SPEAK TO A MEMBER of any band formed in the 1960s and you’ll find a decidedly competitive streak emerging in terms of their relationships with other musicians. The reasons for this are hard to fathom, although within that generation of songwriters there was certainly a desire to break new ground and accomplish things first.
This intense rivalry is something that Ray Davies felt first hand in 1964 when fledgling Kinks – then with just two minor hits under their belts – supported The Beatles, already the biggest band in the world.

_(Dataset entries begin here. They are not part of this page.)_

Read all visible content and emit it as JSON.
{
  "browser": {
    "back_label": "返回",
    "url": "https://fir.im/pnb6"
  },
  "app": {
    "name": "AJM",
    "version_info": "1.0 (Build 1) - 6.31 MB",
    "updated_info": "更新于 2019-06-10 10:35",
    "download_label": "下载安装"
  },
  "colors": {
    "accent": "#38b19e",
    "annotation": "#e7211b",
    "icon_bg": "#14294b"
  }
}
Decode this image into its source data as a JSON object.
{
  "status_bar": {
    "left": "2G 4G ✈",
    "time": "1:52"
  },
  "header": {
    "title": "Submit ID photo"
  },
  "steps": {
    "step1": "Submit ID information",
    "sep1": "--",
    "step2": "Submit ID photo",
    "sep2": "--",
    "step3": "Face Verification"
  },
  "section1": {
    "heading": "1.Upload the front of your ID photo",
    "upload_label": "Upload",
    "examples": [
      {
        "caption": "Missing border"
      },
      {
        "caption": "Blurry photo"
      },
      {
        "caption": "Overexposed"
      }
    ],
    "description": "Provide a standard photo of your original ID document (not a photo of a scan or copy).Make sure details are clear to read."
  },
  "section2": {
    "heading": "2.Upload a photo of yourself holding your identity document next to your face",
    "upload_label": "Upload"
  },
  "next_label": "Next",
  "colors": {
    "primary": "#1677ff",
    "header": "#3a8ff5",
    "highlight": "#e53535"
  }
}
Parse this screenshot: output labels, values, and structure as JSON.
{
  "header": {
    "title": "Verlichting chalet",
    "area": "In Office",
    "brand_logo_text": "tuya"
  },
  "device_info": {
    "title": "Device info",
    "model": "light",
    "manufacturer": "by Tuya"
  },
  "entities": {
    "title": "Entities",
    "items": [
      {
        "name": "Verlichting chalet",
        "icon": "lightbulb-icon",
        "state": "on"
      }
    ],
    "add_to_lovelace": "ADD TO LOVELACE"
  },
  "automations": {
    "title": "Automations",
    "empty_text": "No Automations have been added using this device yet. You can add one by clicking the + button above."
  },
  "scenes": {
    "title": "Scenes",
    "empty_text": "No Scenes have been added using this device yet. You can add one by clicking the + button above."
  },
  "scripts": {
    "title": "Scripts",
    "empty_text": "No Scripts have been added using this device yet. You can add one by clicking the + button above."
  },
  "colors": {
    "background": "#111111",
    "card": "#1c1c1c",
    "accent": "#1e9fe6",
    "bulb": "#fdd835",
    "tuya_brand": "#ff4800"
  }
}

“We’d played with The Beatles in Bournemouth [on August 4] and John Lennon made a remark that we were only there to warm up for them, but we got a great reaction to You Really Got Me,” recalls Davies. “It was an early validation that we had something that stood up for us, like being bullied in school and having something that was bigger than the bully, it was that sort of feeling.”
“Lennon made a remark that we were only there to warm up for them...”
Speaking to MOJO for our 20th anniversary issue, Davies looks back at the life-changing events he endured in 1964, the year he turned 20 and during which he wrote and recorded You Really Got Me – The Kinks’ first Number 1 single and the tune saved the band’s career and launched them to superstardom. As a songwriter, Davies then found himself on a roll, penning Stop Your Sobbing, All Day And All Of The Night and Tired Of Waiting For You in quick succession.
“When it went to Number 1 [in September 1964], it was like that thing of losing your virginity, you’re never quite the same again, you never forget that moment,” admits Ray.
The full interview – in which Davies also talks about the uncertainty of the period, as well as his approach to songwriting – appears in MOJO 20 which is on sale now.